From a baseball-specific standpoint, Johnson is a left handed hitter with considerable strength for his frame. He uses the whole field, but the majority of his homeruns come when he gets his hands inside of a fastball on the inner half. He’s fast on the bases, but not overly fast. His speed plays up because he’s such a smart, aggressive baserunner. Johnson is a very good defensive second baseman, showing decent range with a “plus” glove and arm for the position. As a third baseman, he grades out more as average. His range is “plus” on that side of the field, but his arm grades out slightly below average. At shortstop, Johnson is simply good enough not to hurt you for a few games. He isn’t necessarily a shortstop, but his tools and athleticism allow him to play the position. Sherman has also recently added LF to his resume, and by most reports he’s passable there too.
What to expect next season: Johnson is typically old for each level, but one thing is undeniable, Sherman will adjust and conquer each level of the minors. it may not be in his first go-around, but he’ll make it happen.

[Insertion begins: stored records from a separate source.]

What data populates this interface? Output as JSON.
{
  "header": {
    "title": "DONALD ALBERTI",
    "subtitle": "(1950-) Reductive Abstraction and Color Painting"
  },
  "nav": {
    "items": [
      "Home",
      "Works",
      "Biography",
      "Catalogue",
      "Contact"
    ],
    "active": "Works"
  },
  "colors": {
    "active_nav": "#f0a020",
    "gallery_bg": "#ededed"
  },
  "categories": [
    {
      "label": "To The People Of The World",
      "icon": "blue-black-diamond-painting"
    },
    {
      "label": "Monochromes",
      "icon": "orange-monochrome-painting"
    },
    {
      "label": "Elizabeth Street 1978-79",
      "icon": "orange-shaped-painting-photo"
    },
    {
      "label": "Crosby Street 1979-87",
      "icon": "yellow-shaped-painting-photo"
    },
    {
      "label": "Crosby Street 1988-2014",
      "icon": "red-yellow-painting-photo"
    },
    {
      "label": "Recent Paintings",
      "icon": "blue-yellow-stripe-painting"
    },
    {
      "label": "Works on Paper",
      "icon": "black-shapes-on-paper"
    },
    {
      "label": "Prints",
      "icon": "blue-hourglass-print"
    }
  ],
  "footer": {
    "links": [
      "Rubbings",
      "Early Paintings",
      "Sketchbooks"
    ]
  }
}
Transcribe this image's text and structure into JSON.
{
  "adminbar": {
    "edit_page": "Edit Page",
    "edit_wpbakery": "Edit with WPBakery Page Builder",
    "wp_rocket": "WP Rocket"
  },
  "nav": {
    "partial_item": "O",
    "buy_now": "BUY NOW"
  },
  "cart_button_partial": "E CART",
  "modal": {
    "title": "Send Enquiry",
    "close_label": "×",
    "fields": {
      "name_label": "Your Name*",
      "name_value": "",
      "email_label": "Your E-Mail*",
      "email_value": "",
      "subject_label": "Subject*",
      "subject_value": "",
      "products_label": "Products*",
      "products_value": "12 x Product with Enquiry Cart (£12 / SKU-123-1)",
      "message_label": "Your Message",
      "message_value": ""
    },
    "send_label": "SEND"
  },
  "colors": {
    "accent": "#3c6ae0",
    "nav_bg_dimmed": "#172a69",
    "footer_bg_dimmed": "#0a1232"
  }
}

For example, Sherman hit just .204 in his first stint in AA. Last year in a 19 game stretch, he hit .369/.481 with 10 XBH and more BB than K’s. He may have only hit .226 in AAA this past season, but it’s safe to assume that if he’s healthy, Sherman Johnson will likely prove worthy of promotion beyond AAA. So I expect Sherman Johnson to play a few months in Salt Lake before receiving his first promotion shortly before the all-star break and another promotion in September. Come 2018, Pennington’s spot at the utility infielder will be Johnson’s to have and to hold onto.
Estimated Time of Arrival: Late 2017, Johnson’s age 26 season
Grade as a prospect: C: Projects to be a utility infielder.
Grades are given from the 20-80 scouting scale. 20-being non-existent ability, 80-being the best I’ve ever seen. MLB average is 50.